Disadvantages of using aversives

One problem with aversives is that they can potentially be taken too far.   In theory, it is a fairly fine line between upsetting a dog just sufficiently to prevent him from repeating behaviour and upsetting him so much that he becomes fearful of offering any new behaviours at all.

In practice,  an experienced trainer can keep on the right side of this line without too much difficulty,  and the vast majority of dogs recover from any ill effects within seconds of being corrected.

Another problem with the use of aversives is that they disrupt the calm atmosphere which is so beneficial to dog training.  No matter how relaxed and calm you may be when your dog misbehaves,  if you have to physically correct him,  you are likely to feel less calm afterwards,  and your dog is likely to be more excitable as a result.



In discussions on aversive, you will often find them all ‘lumped together’ by those that avoid them in training.  I think many people find this confusing because there is such a vast difference in their eyes between a gruff verbal rebuke and a thrashing.

I, therefore, use the term ‘corrections’ to distinguish aversives that most people would consider moderate and reasonable forms of punishment,  including verbal rebukes,  physically re-positioning a dog, etc.

Most trainers that use some aversives in this way, myself included do not believe that their use is harmful to the dog in any way.


Advantages in using aversives

Aversives provide the dog with information.  They let him know when he has made a mistake.   There are some aspects of advanced dog training where the provision of this extra information through the use of aversives can significantly shorten the training process.    This is normally in situations where it is very difficult to prevent the dog from rewarding himself for bad behaviour.

Teaching hunting dogs to drop into a sit position the moment they see a live animal ‘flushed’ from cover is one example.  This is a crucial behaviour in a working gundog,  essential for control and safety.

Even at a more basic level,  using aversives thoughtfully and appropriately can speed up the training process.

You will sometimes hear those that completely oppose the use of aversives state that aversives do not work.  This is unhelpful and misleading,  and because it is not true,  it tends to put off those traditional trainers that might otherwise be interested in learning more about positive-only training.


Training without aversives

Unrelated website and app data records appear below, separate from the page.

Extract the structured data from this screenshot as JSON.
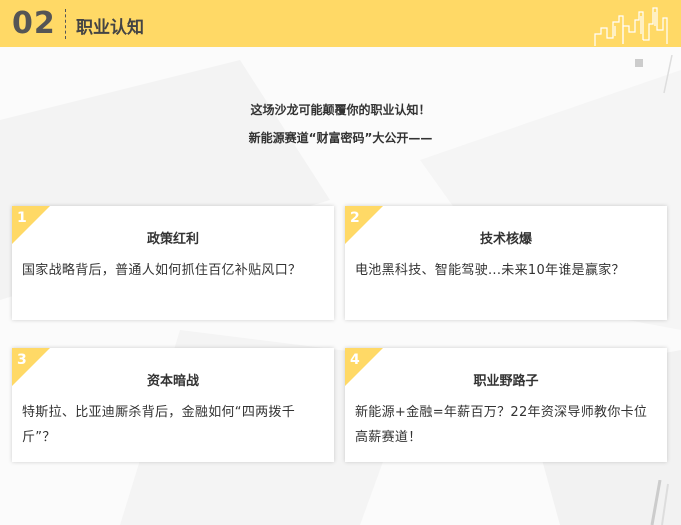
{
  "header": {
    "number": "02",
    "title": "职业认知"
  },
  "intro": {
    "line1": "这场沙龙可能颠覆你的职业认知！",
    "line2": "新能源赛道“财富密码”大公开——"
  },
  "cards": [
    {
      "index": "1",
      "title": "政策红利",
      "body": "国家战略背后，普通人如何抓住百亿补贴风口？"
    },
    {
      "index": "2",
      "title": "技术核爆",
      "body": "电池黑科技、智能驾驶...未来10年谁是赢家？"
    },
    {
      "index": "3",
      "title": "资本暗战",
      "body": "特斯拉、比亚迪厮杀背后，金融如何“四两拨千斤”？"
    },
    {
      "index": "4",
      "title": "职业野路子",
      "body": "新能源+金融=年薪百万？22年资深导师教你卡位高薪赛道！"
    }
  ],
  "colors": {
    "accent": "#ffd966",
    "text": "#333333",
    "header_text": "#555555"
  }
}
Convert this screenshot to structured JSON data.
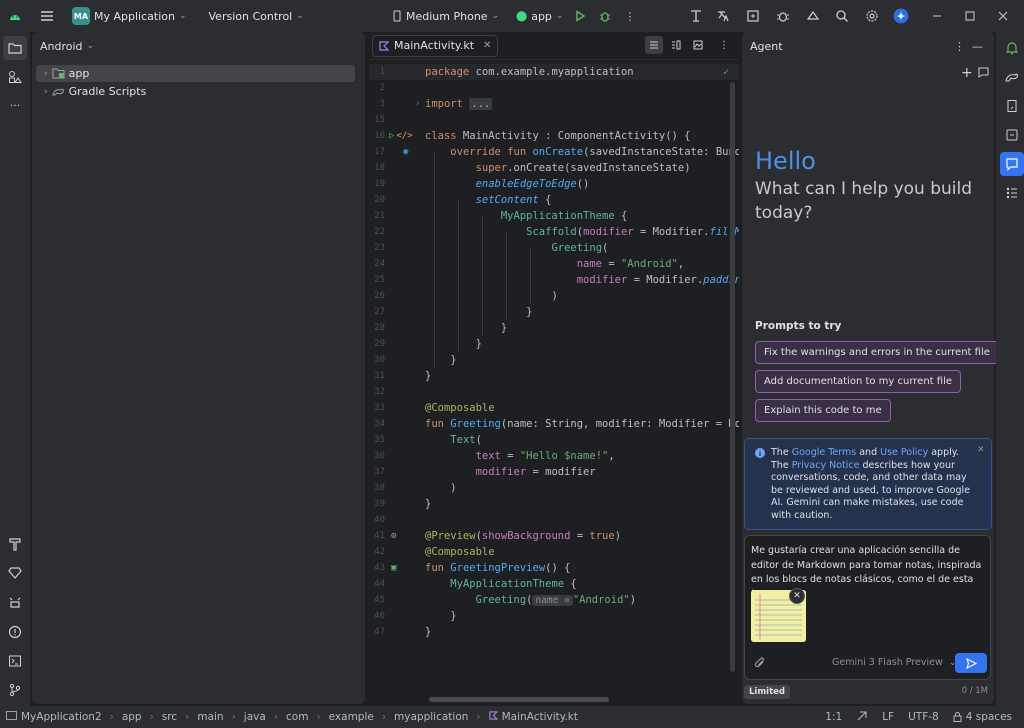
{
  "titlebar": {
    "project_badge": "MA",
    "project_name": "My Application",
    "vcs": "Version Control",
    "device": "Medium Phone",
    "run_config": "app"
  },
  "project_panel": {
    "view": "Android",
    "items": [
      {
        "label": "app",
        "selected": true
      },
      {
        "label": "Gradle Scripts",
        "selected": false
      }
    ]
  },
  "editor": {
    "tab_label": "MainActivity.kt",
    "lines": [
      {
        "n": "1"
      },
      {
        "n": "2"
      },
      {
        "n": "3"
      },
      {
        "n": "15"
      },
      {
        "n": "16"
      },
      {
        "n": "17"
      },
      {
        "n": "18"
      },
      {
        "n": "19"
      },
      {
        "n": "20"
      },
      {
        "n": "21"
      },
      {
        "n": "22"
      },
      {
        "n": "23"
      },
      {
        "n": "24"
      },
      {
        "n": "25"
      },
      {
        "n": "26"
      },
      {
        "n": "27"
      },
      {
        "n": "28"
      },
      {
        "n": "29"
      },
      {
        "n": "30"
      },
      {
        "n": "31"
      },
      {
        "n": "32"
      },
      {
        "n": "33"
      },
      {
        "n": "34"
      },
      {
        "n": "35"
      },
      {
        "n": "36"
      },
      {
        "n": "37"
      },
      {
        "n": "38"
      },
      {
        "n": "39"
      },
      {
        "n": "40"
      },
      {
        "n": "41"
      },
      {
        "n": "42"
      },
      {
        "n": "43"
      },
      {
        "n": "44"
      },
      {
        "n": "45"
      },
      {
        "n": "46"
      },
      {
        "n": "47"
      }
    ],
    "code": {
      "l1_kw": "package",
      "l1_rest": " com.example.myapplication",
      "l3_kw": "import",
      "l3_fold": "...",
      "l16_kw": "class",
      "l16_rest": " MainActivity : ComponentActivity() {",
      "l17_kw": "override fun",
      "l17_fn": "onCreate",
      "l17_rest": "(savedInstanceState: Bundle",
      "l18_kw": "super",
      "l18_rest": ".onCreate(savedInstanceState)",
      "l19_fn": "enableEdgeToEdge",
      "l19_rest": "()",
      "l20_fn": "setContent",
      "l20_rest": " {",
      "l21_cl": "MyApplicationTheme",
      "l21_rest": " {",
      "l22_cl": "Scaffold",
      "l22_a": "(",
      "l22_pm": "modifier",
      "l22_b": " = Modifier.",
      "l22_fn": "fillMax",
      "l23_cl": "Greeting",
      "l23_rest": "(",
      "l24_pm": "name",
      "l24_a": " = ",
      "l24_st": "\"Android\"",
      "l24_b": ",",
      "l25_pm": "modifier",
      "l25_a": " = Modifier.",
      "l25_fn": "padding",
      "l25_b": "(",
      "l26": ")",
      "l27": "}",
      "l28": "}",
      "l29": "}",
      "l30": "}",
      "l31": "}",
      "l33_an": "@Composable",
      "l34_kw": "fun",
      "l34_fn": "Greeting",
      "l34_rest": "(name: String, modifier: Modifier = Modi",
      "l35_cl": "Text",
      "l35_rest": "(",
      "l36_pm": "text",
      "l36_a": " = ",
      "l36_st": "\"Hello $name!\"",
      "l36_b": ",",
      "l37_pm": "modifier",
      "l37_rest": " = modifier",
      "l38": ")",
      "l39": "}",
      "l41_an": "@Preview",
      "l41_a": "(",
      "l41_pm": "showBackground",
      "l41_b": " = ",
      "l41_kw": "true",
      "l41_c": ")",
      "l42_an": "@Composable",
      "l43_kw": "fun",
      "l43_fn": "GreetingPreview",
      "l43_rest": "() {",
      "l44_cl": "MyApplicationTheme",
      "l44_rest": " {",
      "l45_cl": "Greeting",
      "l45_a": "(",
      "l45_hint": "name =",
      "l45_st": "\"Android\"",
      "l45_b": ")",
      "l46": "}",
      "l47": "}"
    }
  },
  "agent": {
    "title": "Agent",
    "hello": "Hello",
    "question": "What can I help you build today?",
    "prompts_title": "Prompts to try",
    "prompts": [
      "Fix the warnings and errors in the current file",
      "Add documentation to my current file",
      "Explain this code to me"
    ],
    "notice": {
      "t1": "The ",
      "l1": "Google Terms",
      "t2": " and ",
      "l2": "Use Policy",
      "t3": " apply. The ",
      "l3": "Privacy Notice",
      "t4": " describes how your conversations, code, and other data may be reviewed and used, to improve Google AI. Gemini can make mistakes, use code with caution."
    },
    "composer_text": "Me gustaría crear una aplicación sencilla de editor de Markdown para tomar notas, inspirada en los blocs de notas clásicos, como el de esta imagen.",
    "model": "Gemini 3 Flash Preview",
    "limited": "Limited",
    "count": "0 / 1M"
  },
  "statusbar": {
    "crumbs": [
      "MyApplication2",
      "app",
      "src",
      "main",
      "java",
      "com",
      "example",
      "myapplication",
      "MainActivity.kt"
    ],
    "position": "1:1",
    "line_sep": "LF",
    "encoding": "UTF-8",
    "indent": "4 spaces"
  },
  "colors": {
    "accent": "#3574f0",
    "hello": "#4e8fe8",
    "prompt_border": "#8e5fb2"
  }
}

Even if a dog trainer continues to use aversives in the future,  learning positive-only techniques is highly likely to reduce their frequency and severity and improve their skill and timing permanently

Learning how to train without the use of aversives is one of the most enjoyable and mind-expanding activities a dog trainer can engage in.   If you have never tried it,  I highly recommend that you have a go.  You could start by clicker training a simple skill such as teaching a dog to stand on a coloured square or to touch a target.  This just gives you a feel for you the process works,  and won’t interfere with any of your dog’s established behaviours.

If you decide to give it a go, I would love to hear how you get on!